It is the Irish government who have failed time and time again to create a housing policy that can solve the crisis.
This message is not only seen in newspaper headlines; it presents itself daily with taglines such as ‘Ireland for the Irish’. A private Facebook group called “House the Irish first” has over 9,600 members. The groups’ moderators’ personal pages are littered with videos of immigrant groups in housing centres they describe as “non-nationals and non-vetted”, descriptions of young “African girl gangs” in their local area, and persistent displays of Irish nationalism. This brings into question the intent of the Facebook group, is this a group with genuine concerns about the housing crisis, or a group that is using the housing crisis as an excuse for racism? This wouldn’t be an unreasonable assumption to make; the Immigrant Council of Ireland has noted a recent rise in racially motivated attacks against immigrants and under-18s, including verbal harassment and physical abuse.

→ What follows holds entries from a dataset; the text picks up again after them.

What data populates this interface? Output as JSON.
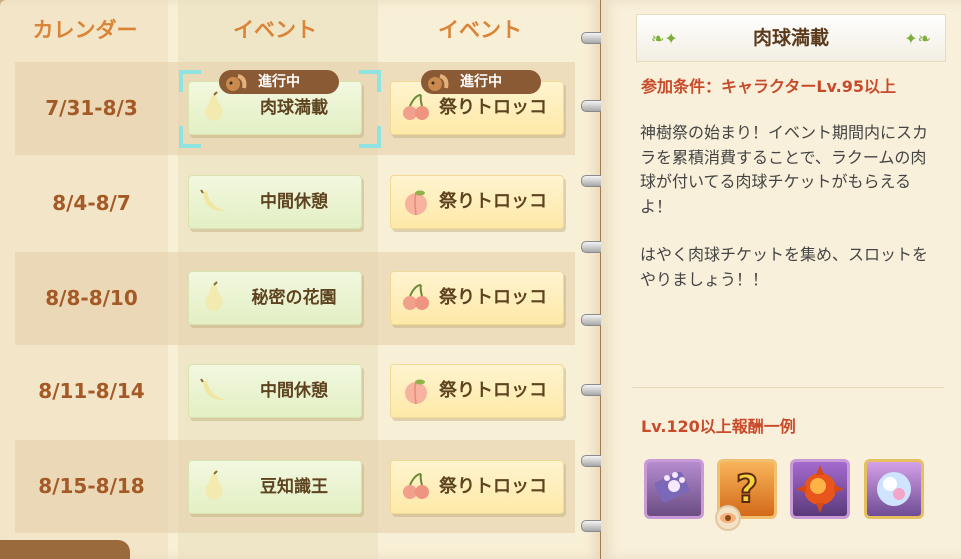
{
  "header": {
    "calendar_label": "カレンダー",
    "event1_label": "イベント",
    "event2_label": "イベント"
  },
  "rows": [
    {
      "date": "7/31-8/3",
      "event1": {
        "label": "肉球満載",
        "fruit": "pear-icon",
        "badge": "進行中"
      },
      "event2": {
        "label": "祭りトロッコ",
        "fruit": "cherry-icon",
        "badge": "進行中"
      }
    },
    {
      "date": "8/4-8/7",
      "event1": {
        "label": "中間休憩",
        "fruit": "banana-icon"
      },
      "event2": {
        "label": "祭りトロッコ",
        "fruit": "peach-icon"
      }
    },
    {
      "date": "8/8-8/10",
      "event1": {
        "label": "秘密の花園",
        "fruit": "pear-icon"
      },
      "event2": {
        "label": "祭りトロッコ",
        "fruit": "cherry-icon"
      }
    },
    {
      "date": "8/11-8/14",
      "event1": {
        "label": "中間休憩",
        "fruit": "banana-icon"
      },
      "event2": {
        "label": "祭りトロッコ",
        "fruit": "peach-icon"
      }
    },
    {
      "date": "8/15-8/18",
      "event1": {
        "label": "豆知識王",
        "fruit": "pear-icon"
      },
      "event2": {
        "label": "祭りトロッコ",
        "fruit": "cherry-icon"
      }
    }
  ],
  "detail": {
    "title": "肉球満載",
    "condition": "参加条件：キャラクターLv.95以上",
    "desc1": "神樹祭の始まり！イベント期間内にスカラを累積消費することで、ラクームの肉球が付いてる肉球チケットがもらえるよ！",
    "desc2": "はやく肉球チケットを集め、スロットをやりましょう！！",
    "reward_title": "Lv.120以上報酬一例",
    "rewards": [
      "paw-ticket-icon",
      "question-mark-icon",
      "fire-orb-icon",
      "crystal-orb-icon"
    ]
  },
  "colors": {
    "header_text": "#d98436",
    "date_text": "#a45a26",
    "accent_red": "#c84b2b",
    "badge_bg": "#8a5a34",
    "selection": "#8fe3e0"
  }
}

The racism being exacerbated by the housing crisis is significant; the microaggressions, verbal and physical harassment, and social exclusion that it supports have direct impacts on the physical and mental well-being of its victims. Microaggressions are known to be a cause of high-stress and anxiety. The Immigration Council reported two suicide attempts “as a direct result of racially motivated anti-social behaviour”. The societal impact at large is also clear. In 2004, the Citizenship Referendum removed the right to citizenship from hundreds of children born in Ireland with foreign-born parents. Today, this rhetoric is a mirror to the line of thinking that won Brexit for the ‘vote leave’ campaign in the UK, in 2016. Ireland leaving the EU is almost unimaginable, but the same might have been said about the UK fifteen years earlier. Brexit is an example of how extreme consequences can stem from seemingly innocent rhetoric.

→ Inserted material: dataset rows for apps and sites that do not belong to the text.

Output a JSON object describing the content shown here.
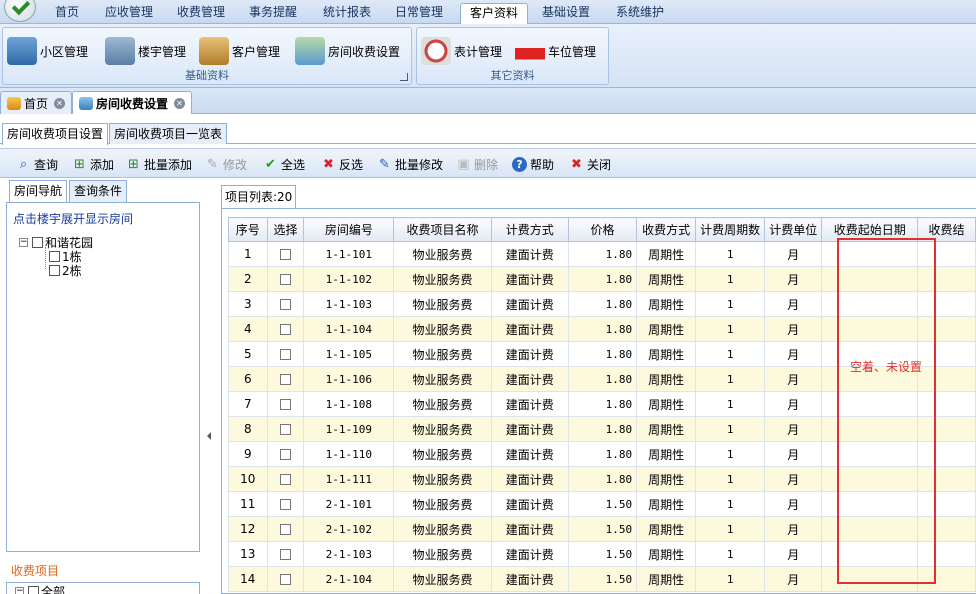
{
  "menu": {
    "items": [
      {
        "label": "首页"
      },
      {
        "label": "应收管理"
      },
      {
        "label": "收费管理"
      },
      {
        "label": "事务提醒"
      },
      {
        "label": "统计报表"
      },
      {
        "label": "日常管理"
      },
      {
        "label": "客户资料",
        "active": true
      },
      {
        "label": "基础设置"
      },
      {
        "label": "系统维护"
      }
    ]
  },
  "ribbon": {
    "group1": {
      "caption": "基础资料",
      "buttons": [
        "小区管理",
        "楼宇管理",
        "客户管理",
        "房间收费设置"
      ]
    },
    "group2": {
      "caption": "其它资料",
      "buttons": [
        "表计管理",
        "车位管理"
      ]
    }
  },
  "doc_tabs": [
    {
      "label": "首页"
    },
    {
      "label": "房间收费设置",
      "active": true
    }
  ],
  "sub_tabs": [
    "房间收费项目设置",
    "房间收费项目一览表"
  ],
  "toolbar": {
    "buttons": [
      {
        "label": "查询",
        "icon": "search-icon"
      },
      {
        "label": "添加",
        "icon": "add-icon"
      },
      {
        "label": "批量添加",
        "icon": "batch-add-icon"
      },
      {
        "label": "修改",
        "icon": "edit-icon",
        "disabled": true
      },
      {
        "label": "全选",
        "icon": "check-icon"
      },
      {
        "label": "反选",
        "icon": "cross-icon"
      },
      {
        "label": "批量修改",
        "icon": "batch-edit-icon"
      },
      {
        "label": "删除",
        "icon": "delete-icon",
        "disabled": true
      },
      {
        "label": "帮助",
        "icon": "help-icon"
      },
      {
        "label": "关闭",
        "icon": "close-icon"
      }
    ]
  },
  "left": {
    "tabs": [
      "房间导航",
      "查询条件"
    ],
    "hint": "点击楼宇展开显示房间",
    "tree": {
      "root": "和谐花园",
      "children": [
        "1栋",
        "2栋"
      ]
    },
    "fee_label": "收费项目",
    "fee_root": "全部"
  },
  "grid": {
    "tab_label": "项目列表:20",
    "columns": [
      "序号",
      "选择",
      "房间编号",
      "收费项目名称",
      "计费方式",
      "价格",
      "收费方式",
      "计费周期数",
      "计费单位",
      "收费起始日期",
      "收费结"
    ],
    "rows": [
      [
        "1",
        "1-1-101",
        "物业服务费",
        "建面计费",
        "1.80",
        "周期性",
        "1",
        "月"
      ],
      [
        "2",
        "1-1-102",
        "物业服务费",
        "建面计费",
        "1.80",
        "周期性",
        "1",
        "月"
      ],
      [
        "3",
        "1-1-103",
        "物业服务费",
        "建面计费",
        "1.80",
        "周期性",
        "1",
        "月"
      ],
      [
        "4",
        "1-1-104",
        "物业服务费",
        "建面计费",
        "1.80",
        "周期性",
        "1",
        "月"
      ],
      [
        "5",
        "1-1-105",
        "物业服务费",
        "建面计费",
        "1.80",
        "周期性",
        "1",
        "月"
      ],
      [
        "6",
        "1-1-106",
        "物业服务费",
        "建面计费",
        "1.80",
        "周期性",
        "1",
        "月"
      ],
      [
        "7",
        "1-1-108",
        "物业服务费",
        "建面计费",
        "1.80",
        "周期性",
        "1",
        "月"
      ],
      [
        "8",
        "1-1-109",
        "物业服务费",
        "建面计费",
        "1.80",
        "周期性",
        "1",
        "月"
      ],
      [
        "9",
        "1-1-110",
        "物业服务费",
        "建面计费",
        "1.80",
        "周期性",
        "1",
        "月"
      ],
      [
        "10",
        "1-1-111",
        "物业服务费",
        "建面计费",
        "1.80",
        "周期性",
        "1",
        "月"
      ],
      [
        "11",
        "2-1-101",
        "物业服务费",
        "建面计费",
        "1.50",
        "周期性",
        "1",
        "月"
      ],
      [
        "12",
        "2-1-102",
        "物业服务费",
        "建面计费",
        "1.50",
        "周期性",
        "1",
        "月"
      ],
      [
        "13",
        "2-1-103",
        "物业服务费",
        "建面计费",
        "1.50",
        "周期性",
        "1",
        "月"
      ],
      [
        "14",
        "2-1-104",
        "物业服务费",
        "建面计费",
        "1.50",
        "周期性",
        "1",
        "月"
      ]
    ]
  },
  "annotation": {
    "text": "空着、未设置",
    "color": "#e03030"
  }
}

Ireland has a housing system that cannot adequately help everyone, but immigrants are not to blame. The anger at the situation that is often misplaced onto minorities and immigrants can be understood, the housing crisis is exhaustive and never-ending, however this anger must be correctly aimed. It is the Irish government who have failed time and time again to create a housing policy that can solve the crisis. Since the formation of the Irish State over 100 years ago, only Fianna Fáil, Fine Gael, or both, have had a majority in government. They have overseen the beginning of the Irish housing crisis and have been the key policymakers behind every housing policy. Their current housing policy, ‘Housing for All’, is more of the same policies that started the housing crisis. They are once again catering to vulture funds and ignoring the most vulnerable. It is time for a change in discourse surrounding the housing crisis, to step away from stale governments, tame policies, and profit-making schemes, and toward policies that are committed to providing social-housing schemes, affordable living, and reduced inequalities. This country is in a housing crisis because of a broken housing system, which, alongside the racist rhetoric it has fuelled, must be entirely scrapped.